Verde: Poetics of Shade

On view February 9 through July 24, 2022

Nneka Jones Destroy the Myth
Nneka Jones (Trinidadian, b. 1998) Destroy the Myth. Embroidery. 16×20 inches. Tampa Museum of Art, 2021.035

New, fresh, calm, balance, growth, vitality, reliability, practical, nurturing, loyal, adaptable, harmony, safety, fertility, environment, finance, ambition, endurance.

The exhibition Verde: Poetics of Shade features five artists regional to the Tampa Bay area as an introduction and a celebration of their work in a variety of mediums, which include: painting, ceramics, sculpture, and embroidery on canvas. Artists, Nneka Jones, Kendra Frorup, Princess Smith, Shannon Elyse, and Jodi Minnis represent the local community through shared experiences and divergence in visual art. The artwork in Verde speaks to growth and expansion as well as timeless artistic expression. It speaks to feminine energy and artistic contributions.

Verde: Poetics of Shade is presented in partnership with the Tampa Chapter of The Links, Inc.

In creating this exhibition, the curators explored how shades of colors inspire different perceptions. Even within the color green, each shade can bring to mind different ideas. Take some time to reflect on the definitions of shades of green below. Explore the exhibition to see which works and which artists you think align with each shade. You will be surprised to find that even in shades, there are nuances. Did you find any works or artists that recall more than one of these shades? Which shades and why?

Provocation, politics, social justice, excitement. These works explore current as well as longstanding societal issues and norms. They represent excitement, change and joy amid the turbulence. Chartreuse begs us to dance in the storm.

These works speak to wisdom, self-awareness, healing, protection, and native cultures. They represent history and places of origin.

The symbolism here represents the beginning. We explore peace, promise, fertility, prosperity, immortality, and success. As well, the olive tree is linked with the renaissance and the light.

Serenity, quiet, shade and whimsy speak through these pieces. Here we imagine, dream, and explore mother earth and calm. Tranquility is represented as well as the whisper that is a smile and not laughter.


Shannon Elyse Curry was born in Carmel, California and currently resides in South Tampa, Florida. She earned a bachelor’s degree in Studio Art and Art History as an honors scholar at Spelman College in Atlanta, Georgia, where she studied under Dr. Fahamu Pecou.

Kendra Frorup was born in the Bahamas and received a bachelor’s degree in Art from the University of Tampa and an MFA from Syracuse University. Frorup is an international artist with a research focus on the global conversation about connections and identity in art.

Nneka Jones was born in Port of Spain in Trinidad and Tobago. She is a multidisciplinary artist exploring both large- and small-scale pieces. Jones’ work comments on social and environmental injustice, advocating for the protection of women and girls of color. Jones holds a BFA in Art from the University of Tampa.

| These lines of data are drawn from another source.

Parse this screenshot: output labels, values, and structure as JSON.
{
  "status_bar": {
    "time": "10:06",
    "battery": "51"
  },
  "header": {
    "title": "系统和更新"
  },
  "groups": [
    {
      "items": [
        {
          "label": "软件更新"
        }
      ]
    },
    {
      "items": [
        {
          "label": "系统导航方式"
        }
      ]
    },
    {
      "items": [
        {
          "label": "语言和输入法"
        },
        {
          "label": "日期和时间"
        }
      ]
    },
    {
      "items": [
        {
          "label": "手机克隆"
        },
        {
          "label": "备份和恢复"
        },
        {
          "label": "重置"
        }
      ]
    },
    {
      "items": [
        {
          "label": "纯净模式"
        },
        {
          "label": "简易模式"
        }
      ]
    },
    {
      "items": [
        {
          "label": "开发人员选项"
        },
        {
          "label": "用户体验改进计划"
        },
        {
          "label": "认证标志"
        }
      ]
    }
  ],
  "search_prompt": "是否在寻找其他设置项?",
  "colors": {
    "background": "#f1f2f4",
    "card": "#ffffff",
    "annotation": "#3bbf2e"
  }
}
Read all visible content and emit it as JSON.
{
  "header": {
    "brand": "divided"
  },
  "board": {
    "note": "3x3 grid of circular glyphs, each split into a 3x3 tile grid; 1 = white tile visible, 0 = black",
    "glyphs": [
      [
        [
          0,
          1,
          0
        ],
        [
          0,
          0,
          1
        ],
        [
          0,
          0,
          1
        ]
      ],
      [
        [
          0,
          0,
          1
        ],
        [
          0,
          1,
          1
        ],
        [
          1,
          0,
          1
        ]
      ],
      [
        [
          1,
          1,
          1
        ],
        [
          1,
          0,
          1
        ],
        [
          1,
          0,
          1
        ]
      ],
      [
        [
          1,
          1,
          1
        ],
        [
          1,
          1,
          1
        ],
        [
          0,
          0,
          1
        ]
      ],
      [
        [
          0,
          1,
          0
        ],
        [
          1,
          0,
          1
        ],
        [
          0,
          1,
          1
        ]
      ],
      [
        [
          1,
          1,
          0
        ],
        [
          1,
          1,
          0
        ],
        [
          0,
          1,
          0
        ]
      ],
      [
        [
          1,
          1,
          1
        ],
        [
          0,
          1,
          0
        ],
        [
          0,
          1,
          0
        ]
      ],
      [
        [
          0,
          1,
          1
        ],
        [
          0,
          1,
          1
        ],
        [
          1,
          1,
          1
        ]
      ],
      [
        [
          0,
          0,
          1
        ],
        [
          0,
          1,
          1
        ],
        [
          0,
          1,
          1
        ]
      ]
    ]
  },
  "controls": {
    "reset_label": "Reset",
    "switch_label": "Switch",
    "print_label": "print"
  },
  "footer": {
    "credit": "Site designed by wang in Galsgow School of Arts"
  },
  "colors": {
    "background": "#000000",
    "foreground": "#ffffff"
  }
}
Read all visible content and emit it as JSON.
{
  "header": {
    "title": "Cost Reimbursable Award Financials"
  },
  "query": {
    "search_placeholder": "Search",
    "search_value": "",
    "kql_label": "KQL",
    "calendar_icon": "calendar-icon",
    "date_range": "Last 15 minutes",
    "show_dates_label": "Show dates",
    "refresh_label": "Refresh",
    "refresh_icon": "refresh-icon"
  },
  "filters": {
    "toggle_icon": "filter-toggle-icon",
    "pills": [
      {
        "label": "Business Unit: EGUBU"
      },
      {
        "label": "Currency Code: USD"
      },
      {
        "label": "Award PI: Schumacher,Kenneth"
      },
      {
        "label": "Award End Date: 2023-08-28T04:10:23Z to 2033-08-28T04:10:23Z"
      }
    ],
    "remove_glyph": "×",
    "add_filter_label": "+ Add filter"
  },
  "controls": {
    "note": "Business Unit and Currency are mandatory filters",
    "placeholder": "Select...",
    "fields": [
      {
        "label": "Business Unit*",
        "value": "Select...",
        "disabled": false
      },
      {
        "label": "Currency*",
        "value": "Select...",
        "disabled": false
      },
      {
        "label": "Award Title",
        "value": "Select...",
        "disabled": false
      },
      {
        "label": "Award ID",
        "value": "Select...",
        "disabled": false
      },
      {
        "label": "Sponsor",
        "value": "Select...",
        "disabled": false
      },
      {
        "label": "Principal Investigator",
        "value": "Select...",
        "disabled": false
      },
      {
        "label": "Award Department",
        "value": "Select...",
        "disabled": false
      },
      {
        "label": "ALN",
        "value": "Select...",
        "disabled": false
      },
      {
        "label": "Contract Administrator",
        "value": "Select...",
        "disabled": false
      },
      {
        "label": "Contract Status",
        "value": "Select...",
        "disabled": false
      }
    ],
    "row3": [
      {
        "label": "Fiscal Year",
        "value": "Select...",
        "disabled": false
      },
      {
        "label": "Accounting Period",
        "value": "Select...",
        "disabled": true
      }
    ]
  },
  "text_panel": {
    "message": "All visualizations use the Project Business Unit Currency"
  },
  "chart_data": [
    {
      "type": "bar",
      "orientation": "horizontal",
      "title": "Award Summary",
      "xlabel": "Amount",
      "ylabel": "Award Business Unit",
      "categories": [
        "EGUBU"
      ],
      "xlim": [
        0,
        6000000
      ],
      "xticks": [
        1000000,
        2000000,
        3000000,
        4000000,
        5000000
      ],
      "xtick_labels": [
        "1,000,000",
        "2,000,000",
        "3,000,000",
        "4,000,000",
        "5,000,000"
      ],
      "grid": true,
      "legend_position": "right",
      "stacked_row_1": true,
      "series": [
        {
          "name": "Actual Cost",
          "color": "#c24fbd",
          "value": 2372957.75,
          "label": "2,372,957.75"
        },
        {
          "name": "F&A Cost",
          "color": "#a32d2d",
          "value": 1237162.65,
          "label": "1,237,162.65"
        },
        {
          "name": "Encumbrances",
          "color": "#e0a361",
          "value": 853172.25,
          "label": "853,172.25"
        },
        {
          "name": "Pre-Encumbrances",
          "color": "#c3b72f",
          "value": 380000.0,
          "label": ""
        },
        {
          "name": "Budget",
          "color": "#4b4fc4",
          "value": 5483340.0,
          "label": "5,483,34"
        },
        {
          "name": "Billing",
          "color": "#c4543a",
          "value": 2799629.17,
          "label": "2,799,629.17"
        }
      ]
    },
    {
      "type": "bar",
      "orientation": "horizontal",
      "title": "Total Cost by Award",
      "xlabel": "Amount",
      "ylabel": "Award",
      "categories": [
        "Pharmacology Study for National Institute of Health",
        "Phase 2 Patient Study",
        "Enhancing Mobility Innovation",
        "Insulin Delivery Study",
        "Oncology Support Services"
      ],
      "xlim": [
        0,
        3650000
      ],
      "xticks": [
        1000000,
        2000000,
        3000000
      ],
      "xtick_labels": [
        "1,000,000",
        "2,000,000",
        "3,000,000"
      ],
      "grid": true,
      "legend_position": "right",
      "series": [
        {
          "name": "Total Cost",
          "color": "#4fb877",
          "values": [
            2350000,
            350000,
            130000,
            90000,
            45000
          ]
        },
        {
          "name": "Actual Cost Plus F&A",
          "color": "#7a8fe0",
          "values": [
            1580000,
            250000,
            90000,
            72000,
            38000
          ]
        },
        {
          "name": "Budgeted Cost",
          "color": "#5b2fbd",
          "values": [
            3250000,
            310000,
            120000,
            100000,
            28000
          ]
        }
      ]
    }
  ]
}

Jodi Minnis is a multidisciplinary artist investigating the intersection of gender, race, and culture, scrutinizing the traditional representations and tropes around Bahamian women as a reclamation of Black Caribbean womanhood. Minnis was born in Nassau, The Bahamas, and holds an associate degree in Fine Arts from the College of The Bahamas and a Bachelor’s of Fine Arts degree from the University of Tampa.

Princess Smith was born in Los Angeles, California. She earned a bachelor’s degree from the University of Tampa and a Master’s in Fine Arts from the University of South Florida. Smith’s work focuses heavily on portraiture that explores her culture, identity, encourages self-love and expression.